“This place is just to get away and be quiet for the weekend,” Dow says of his Skykomish Tye River cabin. “It’s not a place for a family to go with a bunch of little kids and do a bunch of activity. I taught meditation for about five years, and my motivation was to build a little retreat place.”

The river pushes and hurtles and tumbles and foams its way past.

“It’s about being there. Resting. Sitting by the river. It’s really important to do that in your life or you’re really going to lose touch.”

This tiny retreat, with 600 square feet of space on the main floor (a box 25 feet by 25 feet), is Dow and architect Tom Kundig’s conduit between man and nature, structure and nature. It is about making the connection: Concrete and steel and wood meeting rock and tree and water.

The energy flows from the huge, outstretched glass cabin doors and is received from the forest and river. Back and forth. Blackened structural metal takes on a rain-induced rust. Glass doors, one 8 feet by 8 feet, pivot completely open. And then there is nothing to separate structure from nature.

“Working with Tom is so great because he’s not anal about anything,” Dow says. “He just wants to create a beautiful building. It just so happens we have a similar aesthetic with concrete and steel and wood, and how they go together.”

Dow certainly knows a fine building when he sees one, and, as managing partner at Schuchart/Dow residential construction, when he builds one.

“I worked with Christopher Alexander,” author of “A Pattern Language,” on a Whidbey Island house. “That set me on my course. . . . He hardly does any drawings at all, and that’s kind of how Tom works.”

From the renowned Alexander to the much-lauded Kundig, of Olson Sundberg Kundig Allen Architects. “From the time he did his sketch to the time we built it there was no change,” Dow says of the architect. “He nailed it from the beginning. The only thing that was my idea was the size.”
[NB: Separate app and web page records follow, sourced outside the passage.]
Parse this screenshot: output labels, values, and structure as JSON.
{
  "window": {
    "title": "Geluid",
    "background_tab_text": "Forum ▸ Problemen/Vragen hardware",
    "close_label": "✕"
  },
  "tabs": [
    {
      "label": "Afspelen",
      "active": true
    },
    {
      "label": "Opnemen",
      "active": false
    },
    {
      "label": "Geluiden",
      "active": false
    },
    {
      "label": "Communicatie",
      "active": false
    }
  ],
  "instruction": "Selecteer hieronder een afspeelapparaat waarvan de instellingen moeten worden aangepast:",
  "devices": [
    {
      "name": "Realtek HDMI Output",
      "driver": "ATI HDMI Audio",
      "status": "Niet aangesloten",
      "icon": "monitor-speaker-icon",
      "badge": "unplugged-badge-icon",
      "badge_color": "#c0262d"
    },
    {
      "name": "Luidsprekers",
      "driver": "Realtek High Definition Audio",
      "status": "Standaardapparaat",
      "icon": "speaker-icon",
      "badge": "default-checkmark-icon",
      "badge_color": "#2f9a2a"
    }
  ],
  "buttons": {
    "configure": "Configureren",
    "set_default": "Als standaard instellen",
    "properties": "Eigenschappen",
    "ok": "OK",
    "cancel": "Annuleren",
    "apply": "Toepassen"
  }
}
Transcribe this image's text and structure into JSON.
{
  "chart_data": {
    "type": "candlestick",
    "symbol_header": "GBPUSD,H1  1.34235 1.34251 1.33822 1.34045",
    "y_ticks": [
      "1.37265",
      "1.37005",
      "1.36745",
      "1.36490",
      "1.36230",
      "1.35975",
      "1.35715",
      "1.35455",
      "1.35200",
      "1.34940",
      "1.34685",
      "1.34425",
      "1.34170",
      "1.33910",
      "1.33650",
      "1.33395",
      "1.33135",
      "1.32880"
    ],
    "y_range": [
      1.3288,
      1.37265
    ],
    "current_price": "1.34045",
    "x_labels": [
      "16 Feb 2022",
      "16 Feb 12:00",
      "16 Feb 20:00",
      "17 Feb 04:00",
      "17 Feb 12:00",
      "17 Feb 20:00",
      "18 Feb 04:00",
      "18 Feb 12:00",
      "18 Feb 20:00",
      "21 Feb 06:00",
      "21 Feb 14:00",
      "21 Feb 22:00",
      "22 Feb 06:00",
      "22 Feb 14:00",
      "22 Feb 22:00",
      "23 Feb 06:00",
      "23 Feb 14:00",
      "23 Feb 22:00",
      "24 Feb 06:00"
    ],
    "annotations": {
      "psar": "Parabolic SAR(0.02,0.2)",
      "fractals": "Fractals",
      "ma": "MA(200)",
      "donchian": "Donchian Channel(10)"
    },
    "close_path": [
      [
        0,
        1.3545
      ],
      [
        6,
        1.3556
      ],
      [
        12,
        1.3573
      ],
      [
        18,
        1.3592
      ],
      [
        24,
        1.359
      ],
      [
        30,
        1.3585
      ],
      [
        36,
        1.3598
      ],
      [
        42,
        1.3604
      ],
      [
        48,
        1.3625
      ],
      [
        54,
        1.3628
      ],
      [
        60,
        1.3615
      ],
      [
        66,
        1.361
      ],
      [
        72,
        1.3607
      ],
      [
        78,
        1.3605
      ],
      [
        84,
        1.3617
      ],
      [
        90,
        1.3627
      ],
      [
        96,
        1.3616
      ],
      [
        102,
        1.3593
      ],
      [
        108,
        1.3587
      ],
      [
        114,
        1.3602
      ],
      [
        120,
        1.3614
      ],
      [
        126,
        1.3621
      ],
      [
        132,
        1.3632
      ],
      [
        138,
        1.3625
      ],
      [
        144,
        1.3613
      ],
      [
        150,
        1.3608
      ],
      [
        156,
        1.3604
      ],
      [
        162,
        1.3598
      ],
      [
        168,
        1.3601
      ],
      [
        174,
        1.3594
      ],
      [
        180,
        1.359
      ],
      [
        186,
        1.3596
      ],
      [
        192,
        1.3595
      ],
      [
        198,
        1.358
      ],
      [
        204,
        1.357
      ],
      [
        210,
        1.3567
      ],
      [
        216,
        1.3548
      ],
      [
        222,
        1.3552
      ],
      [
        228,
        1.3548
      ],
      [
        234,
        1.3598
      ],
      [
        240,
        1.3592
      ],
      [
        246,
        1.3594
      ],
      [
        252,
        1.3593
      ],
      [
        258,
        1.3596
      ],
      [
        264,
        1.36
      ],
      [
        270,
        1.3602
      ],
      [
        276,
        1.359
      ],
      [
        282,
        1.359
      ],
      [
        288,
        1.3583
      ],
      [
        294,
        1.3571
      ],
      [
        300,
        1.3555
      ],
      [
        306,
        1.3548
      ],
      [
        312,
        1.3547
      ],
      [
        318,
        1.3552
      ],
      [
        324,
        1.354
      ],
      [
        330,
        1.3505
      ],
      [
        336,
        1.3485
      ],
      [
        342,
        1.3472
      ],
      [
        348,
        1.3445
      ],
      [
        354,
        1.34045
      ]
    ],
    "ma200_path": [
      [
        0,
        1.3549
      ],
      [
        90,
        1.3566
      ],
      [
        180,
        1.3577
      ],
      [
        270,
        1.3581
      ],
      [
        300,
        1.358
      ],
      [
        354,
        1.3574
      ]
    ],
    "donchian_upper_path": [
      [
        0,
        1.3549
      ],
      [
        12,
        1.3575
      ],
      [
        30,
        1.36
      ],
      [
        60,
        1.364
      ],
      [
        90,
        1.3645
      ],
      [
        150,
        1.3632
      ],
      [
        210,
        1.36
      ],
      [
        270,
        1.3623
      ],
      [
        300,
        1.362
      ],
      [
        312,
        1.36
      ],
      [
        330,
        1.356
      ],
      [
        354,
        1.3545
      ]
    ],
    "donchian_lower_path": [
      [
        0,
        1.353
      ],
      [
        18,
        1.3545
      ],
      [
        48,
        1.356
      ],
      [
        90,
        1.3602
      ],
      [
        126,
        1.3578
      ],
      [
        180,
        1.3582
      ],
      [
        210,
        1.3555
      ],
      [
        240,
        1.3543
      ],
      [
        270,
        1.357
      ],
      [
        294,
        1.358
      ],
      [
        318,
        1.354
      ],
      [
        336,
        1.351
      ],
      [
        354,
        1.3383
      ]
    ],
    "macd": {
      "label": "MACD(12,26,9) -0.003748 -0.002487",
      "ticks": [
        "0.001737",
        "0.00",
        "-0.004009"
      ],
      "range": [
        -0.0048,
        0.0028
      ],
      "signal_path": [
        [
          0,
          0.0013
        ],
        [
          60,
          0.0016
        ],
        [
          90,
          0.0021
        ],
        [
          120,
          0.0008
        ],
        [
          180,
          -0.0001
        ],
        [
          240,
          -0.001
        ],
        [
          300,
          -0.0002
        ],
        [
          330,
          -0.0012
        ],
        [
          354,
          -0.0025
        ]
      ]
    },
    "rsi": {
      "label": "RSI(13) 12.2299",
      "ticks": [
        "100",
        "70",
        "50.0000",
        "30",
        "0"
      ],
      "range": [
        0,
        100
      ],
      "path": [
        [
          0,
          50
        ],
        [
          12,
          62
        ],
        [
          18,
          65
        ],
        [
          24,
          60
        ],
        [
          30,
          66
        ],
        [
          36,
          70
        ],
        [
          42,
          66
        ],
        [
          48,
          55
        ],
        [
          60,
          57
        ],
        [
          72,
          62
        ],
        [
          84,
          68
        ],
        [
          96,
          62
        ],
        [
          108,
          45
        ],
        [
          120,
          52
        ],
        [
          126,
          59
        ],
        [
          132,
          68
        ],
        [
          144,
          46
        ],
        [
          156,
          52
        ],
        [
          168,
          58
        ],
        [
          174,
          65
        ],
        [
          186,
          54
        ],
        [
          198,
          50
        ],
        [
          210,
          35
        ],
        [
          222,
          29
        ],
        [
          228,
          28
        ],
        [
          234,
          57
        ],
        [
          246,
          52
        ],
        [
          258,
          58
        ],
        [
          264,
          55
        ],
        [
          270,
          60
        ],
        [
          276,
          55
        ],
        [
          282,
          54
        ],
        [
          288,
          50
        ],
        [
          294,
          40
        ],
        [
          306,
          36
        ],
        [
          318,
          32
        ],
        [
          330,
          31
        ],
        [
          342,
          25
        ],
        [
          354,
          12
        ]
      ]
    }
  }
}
The structure is a small but daring piece of contemporary design in two bedrooms, living room, kitchen and bath all surrounding a commanding poured-concrete fireplace. Underneath is a laundry room, garage and storage space. Each bedroom has one of the pivoting glass doors; there are five in the main living area.

“The window manufacturer does not build those windows,” Dow says. “We did that in our shop. You have to be willing to take risks.”

Such risk brings rewards: a 2007 National AIA Housing Award and a 2006 AIA Seattle Merit Award. And for Kundig, a coveted 2007 Academy Award in Architecture from the American Academy of Arts and Letters.

This is not Jim Dow’s first forest getaway. But this is different. This is about his head, his heart and his soul.

“Every single piece of wood in there is made from an old warehouse that I salvaged in Ballard across from Dish, where I’ve eaten breakfast for 10 years,” he says.

“It’s just an incredible place.”

The cabin as a pure place

The home is a showcase. The cabin a secret place; the most personal of projects. And architect Tom Kundig, of Olson Sundberg Kundig Allen Architects, has a particular fondness for designing these nurturing spaces, calling them “architecture at its most elemental.” He explains:

“A cabin is where all bets are off; it’s very pure.

“Cabins are very intimate, very quiet, very peaceful places in the landscape. I grew up in one in Idaho.”

And wherever they are, desert or beach, “They are sort of stripping away the cultural articles that sometimes a house can mean inside a city. They’re almost primitive in a sense, in the way of meeting the primal needs we have as animals that have evolved.”

Small, he says, is great. “I prefer it. In fact, one is about 200 square feet. I’m even doing a little cabin, sort of a fort, 160 to 180 square feet. When I do these lectures around the country, I actually use the cabin I grew up in, 300 square feet, that meets all architectural criteria. Something so light, so delicate and referencing the strength in a quiet, subtle way.”

Rebecca Teagarden is associate editor for Pacific Northwest magazine. Benjamin Benschneider is a magazine staff photographer.